A military band accompanied the slow procession from the Church of St. Thomas, Middleton Row, to the Netaji Stadium, with Mother’s corpse travelling on the funeral carriage that had been used previously for only Mahatma Gandhi and Jawaharlal Nehru, two great political leaders of the Indian nation.
Here religion and politics met in a momentary experience of heaven: the visible meeting the invisible; the Church meeting the nations. Here religions went beyond their boundaries; here political powers bowed their heads in respect and reverence to a simple religious.
Here God made Himself known, once again through His humble and obedient creature Mother Teresa, as the King of Kings of the whole world. Here the words of St. Paul were manifest: “God chose what is foolish in the world to shame the wise; God chose what is weak in the world to shame the strong” (1 Cor 1:27).
Is there anything that love cannot achieve? Charity coupled with humility is the mightiest of all weapons in our struggle to conquer the world for God.

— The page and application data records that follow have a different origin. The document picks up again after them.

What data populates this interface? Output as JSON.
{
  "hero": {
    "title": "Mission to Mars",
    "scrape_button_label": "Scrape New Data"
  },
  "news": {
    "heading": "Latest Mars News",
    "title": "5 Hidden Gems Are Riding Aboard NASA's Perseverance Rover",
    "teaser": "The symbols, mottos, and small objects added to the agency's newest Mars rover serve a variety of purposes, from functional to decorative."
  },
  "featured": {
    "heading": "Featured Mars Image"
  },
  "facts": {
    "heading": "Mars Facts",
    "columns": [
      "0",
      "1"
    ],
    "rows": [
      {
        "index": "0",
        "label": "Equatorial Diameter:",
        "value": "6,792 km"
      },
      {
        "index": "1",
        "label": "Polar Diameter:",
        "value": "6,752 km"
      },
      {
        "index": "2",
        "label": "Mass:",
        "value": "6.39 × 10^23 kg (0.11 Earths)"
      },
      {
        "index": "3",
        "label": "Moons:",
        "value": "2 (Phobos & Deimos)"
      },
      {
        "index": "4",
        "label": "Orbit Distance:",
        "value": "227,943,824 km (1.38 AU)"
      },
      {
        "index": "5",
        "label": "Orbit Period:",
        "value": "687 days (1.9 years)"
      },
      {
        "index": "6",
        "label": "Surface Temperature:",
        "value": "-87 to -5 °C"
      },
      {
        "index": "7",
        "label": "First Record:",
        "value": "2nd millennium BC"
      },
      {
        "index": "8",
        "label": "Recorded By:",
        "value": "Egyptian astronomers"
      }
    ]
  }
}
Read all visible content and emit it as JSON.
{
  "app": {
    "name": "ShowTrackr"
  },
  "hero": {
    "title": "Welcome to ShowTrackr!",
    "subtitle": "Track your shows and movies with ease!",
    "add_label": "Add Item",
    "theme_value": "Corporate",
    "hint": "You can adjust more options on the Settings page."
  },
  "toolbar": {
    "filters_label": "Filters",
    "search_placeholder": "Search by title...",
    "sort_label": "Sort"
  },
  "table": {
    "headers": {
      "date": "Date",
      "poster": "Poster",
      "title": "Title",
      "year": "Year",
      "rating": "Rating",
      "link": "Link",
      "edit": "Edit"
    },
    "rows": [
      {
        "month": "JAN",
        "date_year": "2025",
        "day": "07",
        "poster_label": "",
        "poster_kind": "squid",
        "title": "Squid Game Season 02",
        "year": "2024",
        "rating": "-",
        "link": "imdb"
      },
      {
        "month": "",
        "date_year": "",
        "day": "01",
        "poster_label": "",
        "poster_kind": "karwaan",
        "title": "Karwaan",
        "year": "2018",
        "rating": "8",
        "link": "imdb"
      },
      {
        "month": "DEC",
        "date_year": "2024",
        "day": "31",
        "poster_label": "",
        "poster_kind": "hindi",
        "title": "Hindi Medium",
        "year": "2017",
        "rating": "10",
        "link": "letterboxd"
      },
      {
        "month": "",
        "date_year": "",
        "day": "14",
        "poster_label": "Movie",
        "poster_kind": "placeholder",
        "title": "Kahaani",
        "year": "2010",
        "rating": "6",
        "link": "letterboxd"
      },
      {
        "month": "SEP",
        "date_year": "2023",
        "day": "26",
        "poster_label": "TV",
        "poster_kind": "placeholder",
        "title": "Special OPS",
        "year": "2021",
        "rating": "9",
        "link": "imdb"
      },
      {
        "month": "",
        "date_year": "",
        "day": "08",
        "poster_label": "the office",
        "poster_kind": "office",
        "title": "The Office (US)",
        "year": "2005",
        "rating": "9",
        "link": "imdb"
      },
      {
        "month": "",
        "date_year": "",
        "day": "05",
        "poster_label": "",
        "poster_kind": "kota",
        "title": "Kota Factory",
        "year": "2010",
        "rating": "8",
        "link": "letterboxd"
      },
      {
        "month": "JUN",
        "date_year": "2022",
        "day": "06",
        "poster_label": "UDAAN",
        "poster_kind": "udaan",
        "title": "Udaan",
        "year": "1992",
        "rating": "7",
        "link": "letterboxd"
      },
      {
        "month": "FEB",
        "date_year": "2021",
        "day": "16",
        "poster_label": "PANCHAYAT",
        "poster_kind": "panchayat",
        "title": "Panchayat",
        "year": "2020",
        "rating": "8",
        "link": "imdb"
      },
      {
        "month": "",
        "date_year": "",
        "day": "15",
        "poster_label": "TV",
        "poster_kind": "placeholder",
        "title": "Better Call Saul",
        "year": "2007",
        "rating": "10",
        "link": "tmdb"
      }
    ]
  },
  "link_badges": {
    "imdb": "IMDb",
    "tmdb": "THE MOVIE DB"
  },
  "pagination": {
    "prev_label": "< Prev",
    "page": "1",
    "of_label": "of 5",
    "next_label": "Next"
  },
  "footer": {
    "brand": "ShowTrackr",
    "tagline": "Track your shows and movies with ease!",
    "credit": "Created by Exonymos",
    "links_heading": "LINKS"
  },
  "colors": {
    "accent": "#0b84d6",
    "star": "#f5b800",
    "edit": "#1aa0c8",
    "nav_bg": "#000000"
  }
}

Through Mother Teresa the love of God triumphed and the nations of the world bowed before the power of love—the love that can never be defeated, the love that ever conquers and goes forth to fresh victories, the love that made itself known on that solemn morning of September 13, 1997.
Sebastian Vazhakala, MC, was the first priest ordained as a Missionary of Charity. He is the superior general of the Missionaries of Charity Contemplative.